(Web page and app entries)
┌──
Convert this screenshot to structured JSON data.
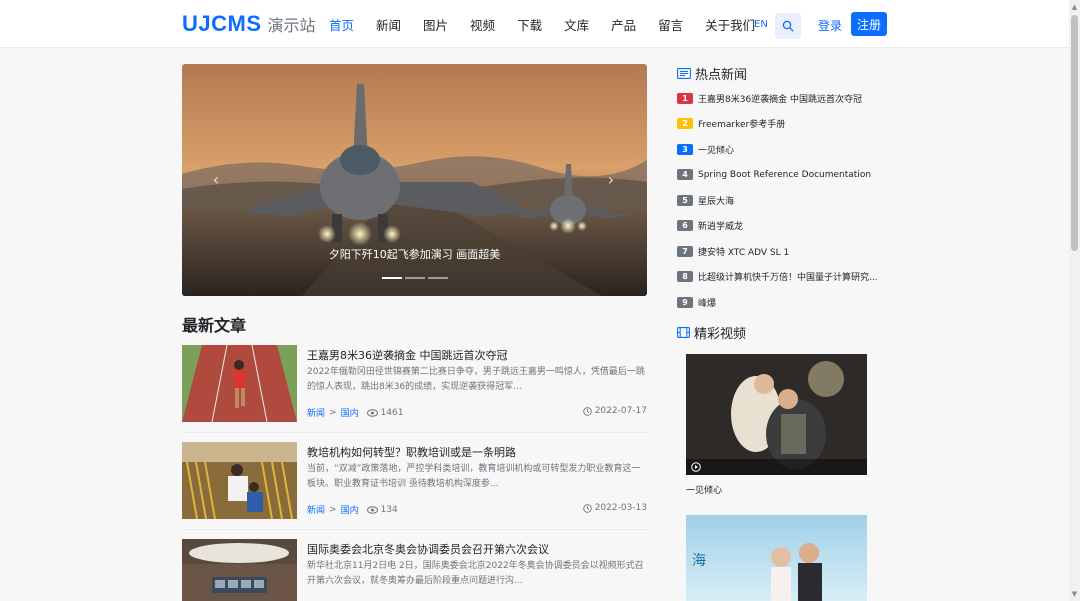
{
  "header": {
    "logo_main": "UJCMS",
    "logo_sub": "演示站",
    "nav": [
      "首页",
      "新闻",
      "图片",
      "视频",
      "下载",
      "文库",
      "产品",
      "留言",
      "关于我们"
    ],
    "active_nav": "首页",
    "lang": "EN",
    "login": "登录",
    "register": "注册"
  },
  "carousel": {
    "caption": "夕阳下歼10起飞参加演习 画面超美",
    "slides": 3,
    "active_slide": 1
  },
  "latest": {
    "title": "最新文章",
    "articles": [
      {
        "title": "王嘉男8米36逆袭摘金 中国跳远首次夺冠",
        "summary": "2022年俄勒冈田径世锦赛第二比赛日争夺，男子跳远王嘉男一鸣惊人，凭借最后一跳的惊人表现，跳出8米36的成绩，实现逆袭获得冠军...",
        "category": "新闻",
        "subcategory": "国内",
        "views": "1461",
        "date": "2022-07-17"
      },
      {
        "title": "教培机构如何转型？职教培训或是一条明路",
        "summary": "当前，“双减”政策落地，严控学科类培训，教育培训机构或可转型发力职业教育这一板块。职业教育证书培训 亟待教培机构深度参...",
        "category": "新闻",
        "subcategory": "国内",
        "views": "134",
        "date": "2022-03-13"
      },
      {
        "title": "国际奥委会北京冬奥会协调委员会召开第六次会议",
        "summary": "新华社北京11月2日电 2日，国际奥委会北京2022年冬奥会协调委员会以视频形式召开第六次会议，就冬奥筹办最后阶段重点问题进行沟...",
        "category": "新闻",
        "subcategory": "国内",
        "views": "",
        "date": ""
      }
    ]
  },
  "hot_news": {
    "title": "热点新闻",
    "items": [
      {
        "rank": "1",
        "text": "王嘉男8米36逆袭摘金 中国跳远首次夺冠",
        "color": "#dc3545"
      },
      {
        "rank": "2",
        "text": "Freemarker参考手册",
        "color": "#ffc107"
      },
      {
        "rank": "3",
        "text": "一见倾心",
        "color": "#0d6efd"
      },
      {
        "rank": "4",
        "text": "Spring Boot Reference Documentation",
        "color": "#6c757d"
      },
      {
        "rank": "5",
        "text": "星辰大海",
        "color": "#6c757d"
      },
      {
        "rank": "6",
        "text": "新逍学威龙",
        "color": "#6c757d"
      },
      {
        "rank": "7",
        "text": "捷安特 XTC ADV SL 1",
        "color": "#6c757d"
      },
      {
        "rank": "8",
        "text": "比超级计算机快千万倍！中国量子计算研究...",
        "color": "#6c757d"
      },
      {
        "rank": "9",
        "text": "峰爆",
        "color": "#6c757d"
      }
    ]
  },
  "videos": {
    "title": "精彩视频",
    "items": [
      {
        "title": "一见倾心"
      },
      {
        "title": ""
      }
    ]
  },
  "colors": {
    "primary": "#0d6efd",
    "muted": "#6c757d"
  }
}
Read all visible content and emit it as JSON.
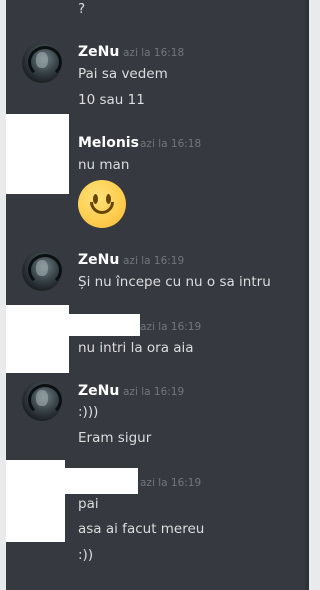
{
  "messages": [
    {
      "lines": [
        "?"
      ]
    },
    {
      "author": "ZeNu",
      "timestamp": "azi la 16:18",
      "lines": [
        "Pai sa vedem",
        "10 sau 11"
      ]
    },
    {
      "author": "Melonis",
      "timestamp": "azi la 16:18",
      "lines": [
        "nu man"
      ],
      "emoji": "slightly-smiling-face"
    },
    {
      "author": "ZeNu",
      "timestamp": "azi la 16:19",
      "lines": [
        "Și nu începe cu nu o sa intru"
      ]
    },
    {
      "timestamp": "azi la 16:19",
      "lines": [
        "nu intri la ora aia"
      ]
    },
    {
      "author": "ZeNu",
      "timestamp": "azi la 16:19",
      "lines": [
        ":)))",
        "Eram sigur"
      ]
    },
    {
      "timestamp": "azi la 16:19",
      "lines": [
        "pai",
        "asa ai facut mereu",
        ":))"
      ]
    }
  ],
  "colors": {
    "background": "#36393f",
    "author": "#ffffff",
    "text": "#dcddde",
    "timestamp": "#72767d",
    "redaction": "#ffffff"
  }
}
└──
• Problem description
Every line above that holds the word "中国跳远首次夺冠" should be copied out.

• Your response
        "title": "王嘉男8米36逆袭摘金 中国跳远首次夺冠",
        "text": "王嘉男8米36逆袭摘金 中国跳远首次夺冠",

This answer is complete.